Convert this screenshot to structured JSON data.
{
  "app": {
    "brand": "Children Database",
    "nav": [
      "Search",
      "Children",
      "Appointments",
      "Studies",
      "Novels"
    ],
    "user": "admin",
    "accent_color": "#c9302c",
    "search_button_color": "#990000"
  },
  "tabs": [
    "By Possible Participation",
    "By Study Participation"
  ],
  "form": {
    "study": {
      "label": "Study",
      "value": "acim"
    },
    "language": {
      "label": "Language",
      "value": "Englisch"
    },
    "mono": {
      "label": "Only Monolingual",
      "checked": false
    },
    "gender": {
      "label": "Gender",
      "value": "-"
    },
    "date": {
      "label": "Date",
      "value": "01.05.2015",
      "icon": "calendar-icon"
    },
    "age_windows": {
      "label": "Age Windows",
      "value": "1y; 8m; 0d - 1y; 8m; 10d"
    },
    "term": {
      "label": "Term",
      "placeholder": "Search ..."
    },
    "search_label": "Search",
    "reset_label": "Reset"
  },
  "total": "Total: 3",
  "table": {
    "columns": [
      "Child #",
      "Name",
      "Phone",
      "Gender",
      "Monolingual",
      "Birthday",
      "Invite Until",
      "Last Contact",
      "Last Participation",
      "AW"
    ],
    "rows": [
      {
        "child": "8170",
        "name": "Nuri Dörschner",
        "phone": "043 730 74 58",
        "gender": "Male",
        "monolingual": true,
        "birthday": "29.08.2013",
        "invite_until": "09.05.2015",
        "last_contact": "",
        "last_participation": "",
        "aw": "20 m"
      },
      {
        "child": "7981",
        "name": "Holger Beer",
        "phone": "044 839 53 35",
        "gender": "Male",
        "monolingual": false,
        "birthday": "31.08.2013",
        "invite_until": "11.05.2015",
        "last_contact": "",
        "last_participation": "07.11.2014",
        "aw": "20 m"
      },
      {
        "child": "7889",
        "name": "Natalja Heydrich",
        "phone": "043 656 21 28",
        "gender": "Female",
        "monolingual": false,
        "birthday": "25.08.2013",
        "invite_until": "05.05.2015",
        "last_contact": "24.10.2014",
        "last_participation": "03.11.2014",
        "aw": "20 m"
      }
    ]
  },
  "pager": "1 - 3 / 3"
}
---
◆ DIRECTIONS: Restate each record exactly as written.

◆ SOLUTION:
Convert this screenshot to structured JSON data.
{
  "app": {
    "brand": "Children Database",
    "nav": [
      "Search",
      "Children",
      "Appointments",
      "Studies",
      "Novels"
    ],
    "user": "admin",
    "accent_color": "#c9302c",
    "search_button_color": "#990000"
  },
  "tabs": [
    "By Possible Participation",
    "By Study Participation"
  ],
  "form": {
    "study": {
      "label": "Study",
      "value": "acim"
    },
    "language": {
      "label": "Language",
      "value": "Englisch"
    },
    "mono": {
      "label": "Only Monolingual",
      "checked": false
    },
    "gender": {
      "label": "Gender",
      "value": "-"
    },
    "date": {
      "label": "Date",
      "value": "01.05.2015",
      "icon": "calendar-icon"
    },
    "age_windows": {
      "label": "Age Windows",
      "value": "1y; 8m; 0d - 1y; 8m; 10d"
    },
    "term": {
      "label": "Term",
      "placeholder": "Search ..."
    },
    "search_label": "Search",
    "reset_label": "Reset"
  },
  "total": "Total: 3",
  "table": {
    "columns": [
      "Child #",
      "Name",
      "Phone",
      "Gender",
      "Monolingual",
      "Birthday",
      "Invite Until",
      "Last Contact",
      "Last Participation",
      "AW"
    ],
    "rows": [
      {
        "child": "8170",
        "name": "Nuri Dörschner",
        "phone": "043 730 74 58",
        "gender": "Male",
        "monolingual": true,
        "birthday": "29.08.2013",
        "invite_until": "09.05.2015",
        "last_contact": "",
        "last_participation": "",
        "aw": "20 m"
      },
      {
        "child": "7981",
        "name": "Holger Beer",
        "phone": "044 839 53 35",
        "gender": "Male",
        "monolingual": false,
        "birthday": "31.08.2013",
        "invite_until": "11.05.2015",
        "last_contact": "",
        "last_participation": "07.11.2014",
        "aw": "20 m"
      },
      {
        "child": "7889",
        "name": "Natalja Heydrich",
        "phone": "043 656 21 28",
        "gender": "Female",
        "monolingual": false,
        "birthday": "25.08.2013",
        "invite_until": "05.05.2015",
        "last_contact": "24.10.2014",
        "last_participation": "03.11.2014",
        "aw": "20 m"
      }
    ]
  },
  "pager": "1 - 3 / 3"
}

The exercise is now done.